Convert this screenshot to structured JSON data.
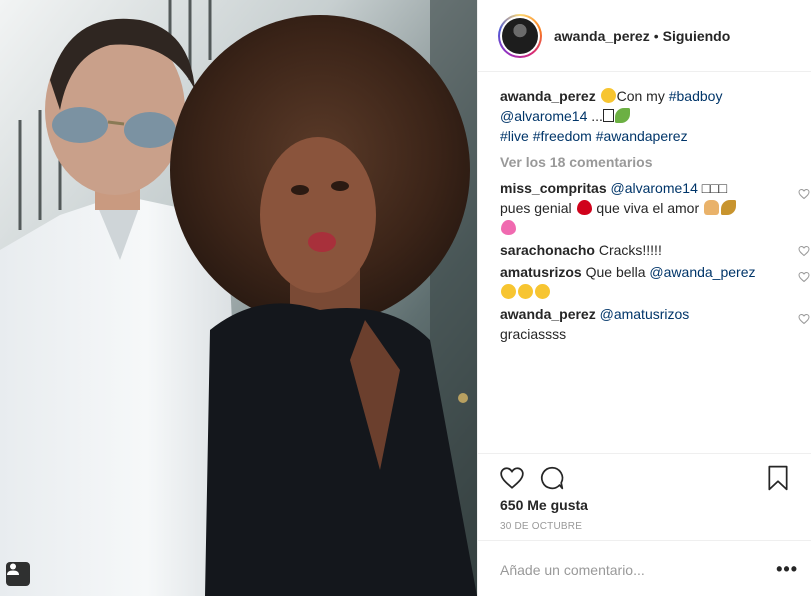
{
  "post": {
    "username": "awanda_perez",
    "separator": "•",
    "follow_status": "Siguiendo",
    "caption": {
      "username": "awanda_perez",
      "text_1": "Con my ",
      "tag_1": "#badboy",
      "mention": "@alvarome14",
      "text_2": " ...",
      "hashtags": [
        "#live",
        "#freedom",
        "#awandaperez"
      ]
    },
    "view_comments": "Ver los 18 comentarios",
    "comments": [
      {
        "user": "miss_compritas",
        "mention": "@alvarome14",
        "text_a": "□□□",
        "text_b": "pues genial",
        "text_c": "que viva el amor"
      },
      {
        "user": "sarachonacho",
        "text": "Cracks!!!!!"
      },
      {
        "user": "amatusrizos",
        "text": "Que bella",
        "mention": "@awanda_perez"
      },
      {
        "user": "awanda_perez",
        "mention": "@amatusrizos",
        "text": "graciassss"
      }
    ],
    "likes": "650 Me gusta",
    "date": "30 DE OCTUBRE",
    "add_comment_placeholder": "Añade un comentario...",
    "more": "•••"
  },
  "icons": {
    "photo_tag": "user-tag-icon",
    "like": "heart-icon",
    "comment": "comment-bubble-icon",
    "save": "bookmark-icon",
    "comment_like": "small-heart-icon"
  },
  "colors": {
    "link": "#003569",
    "muted": "#999999",
    "text": "#262626"
  }
}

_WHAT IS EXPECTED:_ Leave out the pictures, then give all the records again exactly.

_RESPONSE TO THIS EXERCISE:_
Convert this screenshot to structured JSON data.
{
  "post": {
    "username": "awanda_perez",
    "separator": "•",
    "follow_status": "Siguiendo",
    "caption": {
      "username": "awanda_perez",
      "text_1": "Con my ",
      "tag_1": "#badboy",
      "mention": "@alvarome14",
      "text_2": " ...",
      "hashtags": [
        "#live",
        "#freedom",
        "#awandaperez"
      ]
    },
    "view_comments": "Ver los 18 comentarios",
    "comments": [
      {
        "user": "miss_compritas",
        "mention": "@alvarome14",
        "text_a": "□□□",
        "text_b": "pues genial",
        "text_c": "que viva el amor"
      },
      {
        "user": "sarachonacho",
        "text": "Cracks!!!!!"
      },
      {
        "user": "amatusrizos",
        "text": "Que bella",
        "mention": "@awanda_perez"
      },
      {
        "user": "awanda_perez",
        "mention": "@amatusrizos",
        "text": "graciassss"
      }
    ],
    "likes": "650 Me gusta",
    "date": "30 DE OCTUBRE",
    "add_comment_placeholder": "Añade un comentario...",
    "more": "•••"
  },
  "icons": {
    "photo_tag": "user-tag-icon",
    "like": "heart-icon",
    "comment": "comment-bubble-icon",
    "save": "bookmark-icon",
    "comment_like": "small-heart-icon"
  },
  "colors": {
    "link": "#003569",
    "muted": "#999999",
    "text": "#262626"
  }
}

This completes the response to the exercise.